It is the Chinese, which do not want to go ahead with the project in the face of Indian protests, he said. India has been objecting to the Chinese constructing projects in the sensitive Kashmir area, which it claims as its own, because that amounts to backing Islamabad’s view of the Kashmir issue.
“They are probably wanting to sort of put this on the backburner for the moment,” Singh said adding, “I think there is some sort of policy debate within the Beijing establishment on how can they modify feedback to make it somewhat more acceptable to rest of the subcontinent, particularly India, of course.”
China even tried to save face for Pakistan he said.
“They [Chinese] gave the Pakistanis sort of face-saver, that okay, ‘we let you withdraw this but we actually don’t want to get into this now’,” Singh said.
Salvo from the Himalayas
In Nepal, deputy prime minister Kamal Thapa recently took to Twitter to announce, “The agreement [with China], marred by irregularities with the Chinese company - Gejuwa Group regarding the construction of Budhi Gandaki hydropower project, has been scrapped in a cabinet meeting as directed by the parliamentary committee.”
Thapa said the agreement had been signed with the Chinese company “illegally and haphazardly.”
Both the awarding and cancellation has resulted in political controversies in Nepal. The cancellation came immediately ahead of an election, which will take another two weeks to complete.
“The contract for 1200 MW dam project was awarded to a Chinese company some six months ago by the coalition government comprising [the] Maoist Party and the Nepali Congress, but in a manner that was not clearly transparent,” said Yubaraj Ghimire, an analysts of the Nepal political scene.
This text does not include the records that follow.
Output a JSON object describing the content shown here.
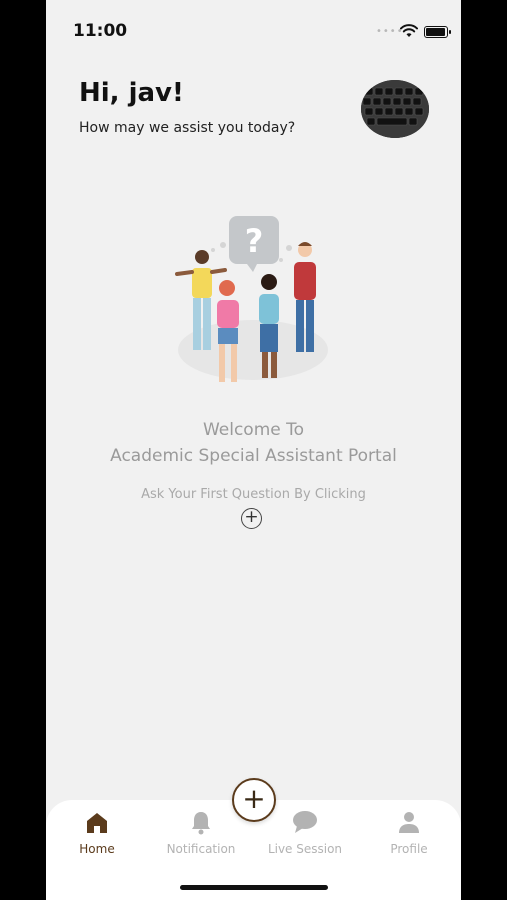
{
  "status_bar": {
    "time": "11:00",
    "signal_icon": "signal-dots-icon",
    "wifi_icon": "wifi-icon",
    "battery_icon": "battery-icon",
    "battery_level": 0.85
  },
  "header": {
    "greeting": "Hi, jav!",
    "subtitle": "How may we assist you today?",
    "avatar_icon": "keyboard-avatar"
  },
  "empty_state": {
    "illustration_icon": "people-question-illustration",
    "welcome_line1": "Welcome To",
    "welcome_line2": "Academic Special Assistant Portal",
    "hint": "Ask Your First Question By Clicking",
    "inline_add_icon": "plus-circle-icon"
  },
  "fab": {
    "icon": "plus-icon",
    "label": "+"
  },
  "nav": {
    "items": [
      {
        "label": "Home",
        "icon": "home-icon",
        "active": true
      },
      {
        "label": "Notification",
        "icon": "bell-icon",
        "active": false
      },
      {
        "label": "Live Session",
        "icon": "chat-bubble-icon",
        "active": false
      },
      {
        "label": "Profile",
        "icon": "person-icon",
        "active": false
      }
    ]
  },
  "colors": {
    "accent": "#5b3b1c",
    "inactive": "#b3b3b3",
    "background": "#f1f1f1",
    "text_muted": "#9a9a9a"
  }
}
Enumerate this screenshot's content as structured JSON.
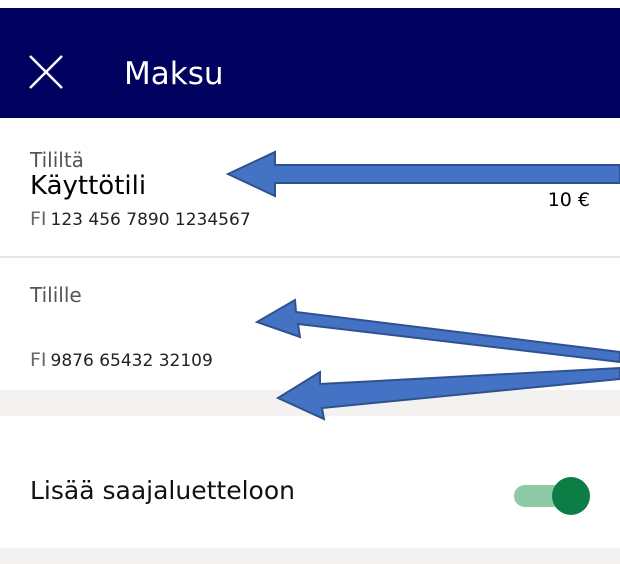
{
  "header": {
    "title": "Maksu",
    "close_icon": "close-icon",
    "background_color": "#00005f"
  },
  "from_account": {
    "label": "Tililtä",
    "name": "Käyttötili",
    "country_code": "FI",
    "number": "123 456 7890 1234567",
    "balance": "10 €"
  },
  "to_account": {
    "label": "Tilille",
    "country_code": "FI",
    "number": "9876 65432 32109"
  },
  "add_to_payees": {
    "label": "Lisää saajaluetteloon",
    "enabled": true,
    "toggle_color": "#0b7d45"
  },
  "annotation_color": "#4472c4"
}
"There were questions raised about the transparency. You know it was quite a controversial deal. That was six months ago. Then, a parliamentary committee recommended that this deal be scrapped, but nothing happened."
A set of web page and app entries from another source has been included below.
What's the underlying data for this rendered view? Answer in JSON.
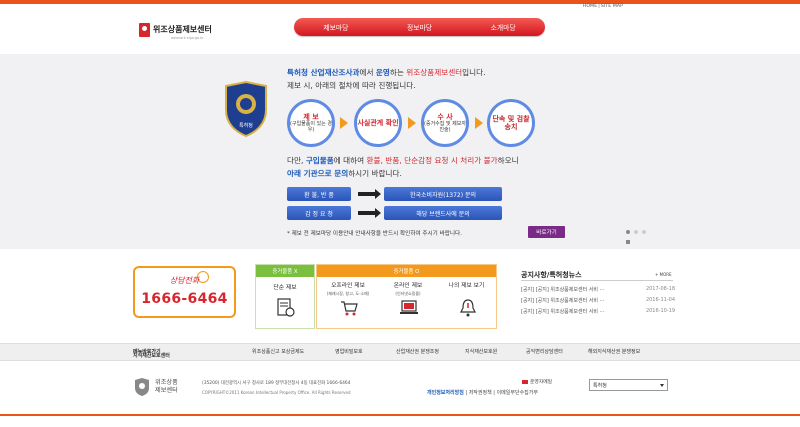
{
  "top_links": [
    "HOME",
    "SITE MAP"
  ],
  "logo": {
    "name": "위조상품제보센터",
    "sub": "adsmark.kipo.go.kr",
    "brand_color": "#d7262e"
  },
  "gnb": [
    "제보마당",
    "정보마당",
    "소개마당"
  ],
  "emblem": {
    "label": "특허청"
  },
  "intro": {
    "line1_a": "특허청 산업재산조사과",
    "line1_b": "에서 ",
    "line1_c": "운영",
    "line1_d": "하는 ",
    "line1_e": "위조상품제보센터",
    "line1_f": "입니다.",
    "line2": "제보 시, 아래의 절차에 따라 진행됩니다."
  },
  "steps": [
    {
      "title": "제 보",
      "desc": "(구입물품이 있는 경우)"
    },
    {
      "title": "사실관계 확인",
      "desc": ""
    },
    {
      "title": "수 사",
      "desc": "(증거수집 및 제보자 진술)"
    },
    {
      "title": "단속 및 검찰송치",
      "desc": ""
    }
  ],
  "para": {
    "a": "다만, ",
    "b": "구입물품",
    "c": "에 대하여 ",
    "d": "환불, 반품, 단순감정 요청 시 처리가 불가",
    "e": "하오니",
    "f": "아래 기관으로 문의",
    "g": "하시기 바랍니다."
  },
  "routes": [
    {
      "from": "환 불, 반 품",
      "to": "한국소비자원(1372) 문의"
    },
    {
      "from": "감 정 요 청",
      "to": "해당 브랜드사에 문의"
    }
  ],
  "notice": "* 제보 전 제보마당 이용안내 안내사항을 반드시 확인하여 주시기 바랍니다.",
  "shortcut_label": "바로가기",
  "phone": {
    "label": "상담전화",
    "number": "1666-6464"
  },
  "cards": [
    {
      "header": "증거물품 X",
      "title": "단순 제보",
      "sub": ""
    },
    {
      "header": "증거물품 O",
      "title": "오프라인 제보",
      "sub": "(재래시장, 창고, 도·소매)"
    },
    {
      "header": "",
      "title": "온라인 제보",
      "sub": "(인터넷쇼핑몰)"
    },
    {
      "header": "",
      "title": "나의 제보 보기",
      "sub": ""
    }
  ],
  "colors": {
    "green": "#7bbf3e",
    "orange": "#f39a1d",
    "blue": "#1b5ab8"
  },
  "news": {
    "title": "공지사항/특허청뉴스",
    "more": "+ MORE",
    "items": [
      {
        "text": "[공지] [공지] 위조상품제보센터 서비 ···",
        "date": "2017-08-18"
      },
      {
        "text": "[공지] [공지] 위조상품제보센터 서비 ···",
        "date": "2016-11-04"
      },
      {
        "text": "[공지] [공지] 위조상품제보센터 서비 ···",
        "date": "2016-10-19"
      }
    ]
  },
  "sitebar": {
    "head_a": "지식재산보호센터",
    "head_b": " 메뉴바로가기",
    "items": [
      "위조상품신고 포상금제도",
      "영업비밀보호",
      "산업재산권 분쟁조정",
      "지식재산보호원",
      "공익변리상담센터",
      "해외지식재산권 분쟁정보"
    ]
  },
  "footer": {
    "logo_line1": "위조상품",
    "logo_line2": "제보센터",
    "address": "(35200) 대전광역시 서구 청사로 189 정부대전청사 4동 대표전화 1666-6464",
    "copyright": "COPYRIGHT©2011 Korean Intellectual Property Office. All Rights Reserved",
    "mail": "운영자메일",
    "links": [
      "개인정보처리방침",
      "저작권정책",
      "이메일무단수집거부"
    ],
    "select_value": "특허청"
  }
}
Talking about the latest decision to scrap the contract, Ghimire said, “What has caused controversy now is that this is a election [time] government which is not expected to take major decisions. It has generated debate and criticism.”
One of Nepal’s political leaders and a contender for prime ministership has even said he would reverse the decision if he comes to power.
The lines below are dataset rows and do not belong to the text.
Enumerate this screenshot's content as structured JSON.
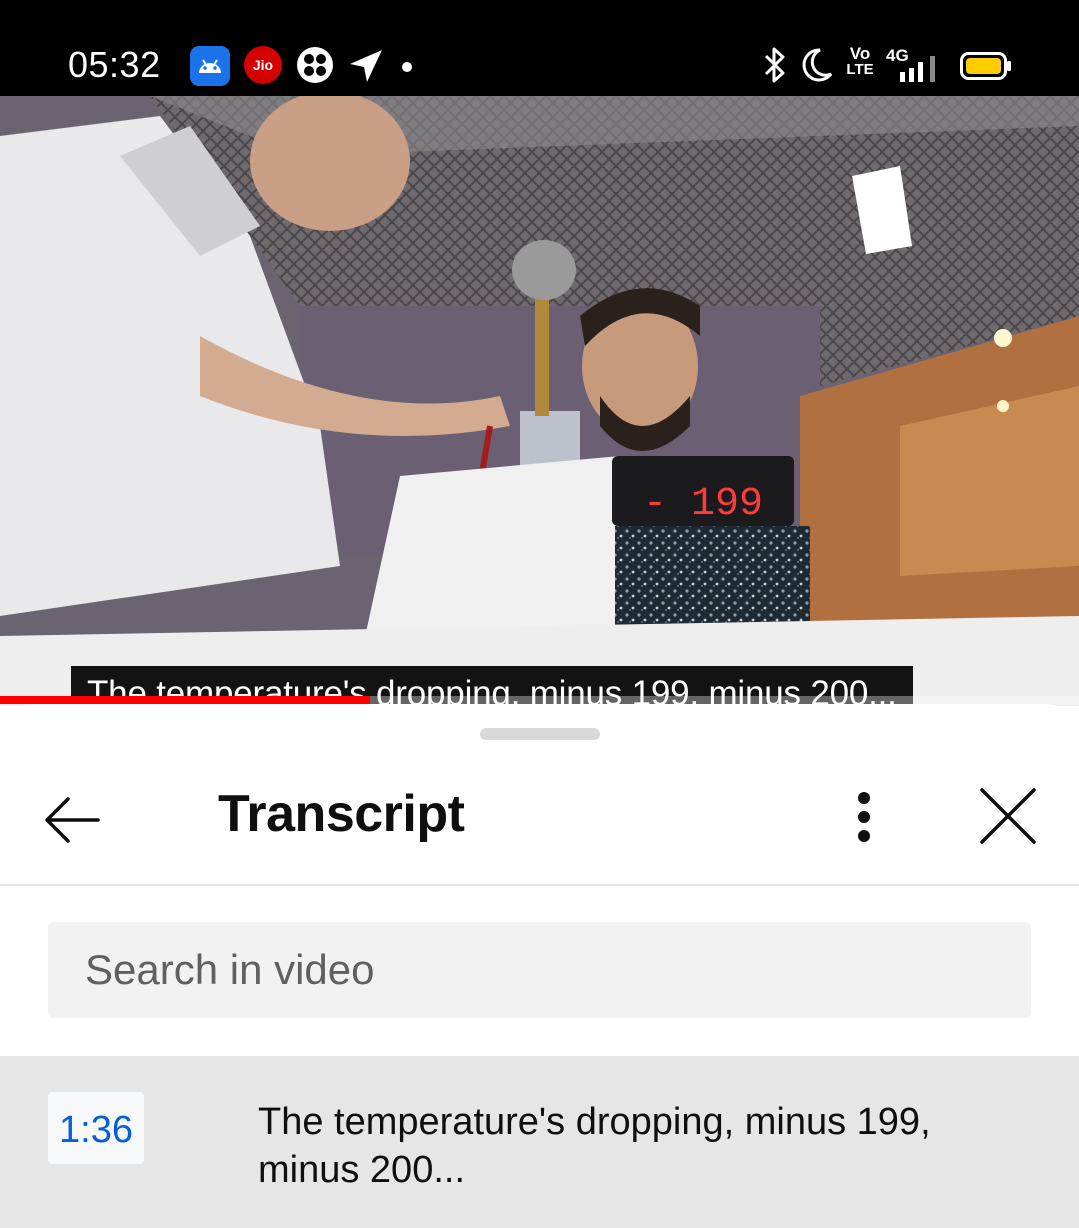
{
  "status_bar": {
    "time": "05:32",
    "network_label_vo": "Vo",
    "network_label_lte": "LTE",
    "network_type": "4G",
    "icons": [
      "android-icon",
      "jio-icon",
      "app-icon",
      "location-arrow-icon",
      "dot-icon",
      "bluetooth-icon",
      "moon-icon",
      "signal-icon",
      "battery-icon"
    ],
    "jio_label": "Jio"
  },
  "video": {
    "caption": "The temperature's dropping, minus 199, minus 200...",
    "display_reading": "- 199",
    "progress": 0.343,
    "progress_color": "#ff0000"
  },
  "sheet": {
    "title": "Transcript",
    "search_placeholder": "Search in video",
    "segments": [
      {
        "time": "1:36",
        "text": "The temperature's dropping, minus 199, minus 200..."
      }
    ]
  }
}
Some analysts said there is also some rethinking in Beijing in favor of scrapping projects that offer a poor return on investments. China has come a long way with its BRI plans since it tried to sell projects to neighbors like Myanmar, Nepal and Pakistan.
It is now looking at a large part of Europe and the Americas as potential markets.
China is also keen on exporting its hydroelectricity related machines and construction services across the globe. But it is taking a different view in the case of projects in neighboring countries which are mired in political conflicts and instead focusing on other markets like Latin America and Africa.
“They [Chinese] are looking for markets in Africa, Latin America and South East Asia, those regions where neighboring considerations are not very strong, they are looking for industry and machine [exports],” Thakkar said.
Incidentally, it is the same Chinese company, Gezhouba Water and Power (Group) Co Ltd. (CGGC), which won the contracts and was consequently rejected by Pakistan, Nepal and Myanmar.
“I am not sure we can blame the company for this. They are more [due to] investment and political considerations,” Thakkar said.
The recent project cancellations also show a growing realization among governments that the cost of per unit electricity produced in hydropower projects is a lot more than those coming from other sources of renewable energies like solar and wind power, Thakkar said.
In the case of Myanmar, the country’s Construction Minister told Reuters in an interview last month that big hydropower projects are no longer a priority in tackling the problem of power shortages.
Instead, Construction Minister Win Khaing said Myanmar is looking to LNG and smaller dams as an alternative solution.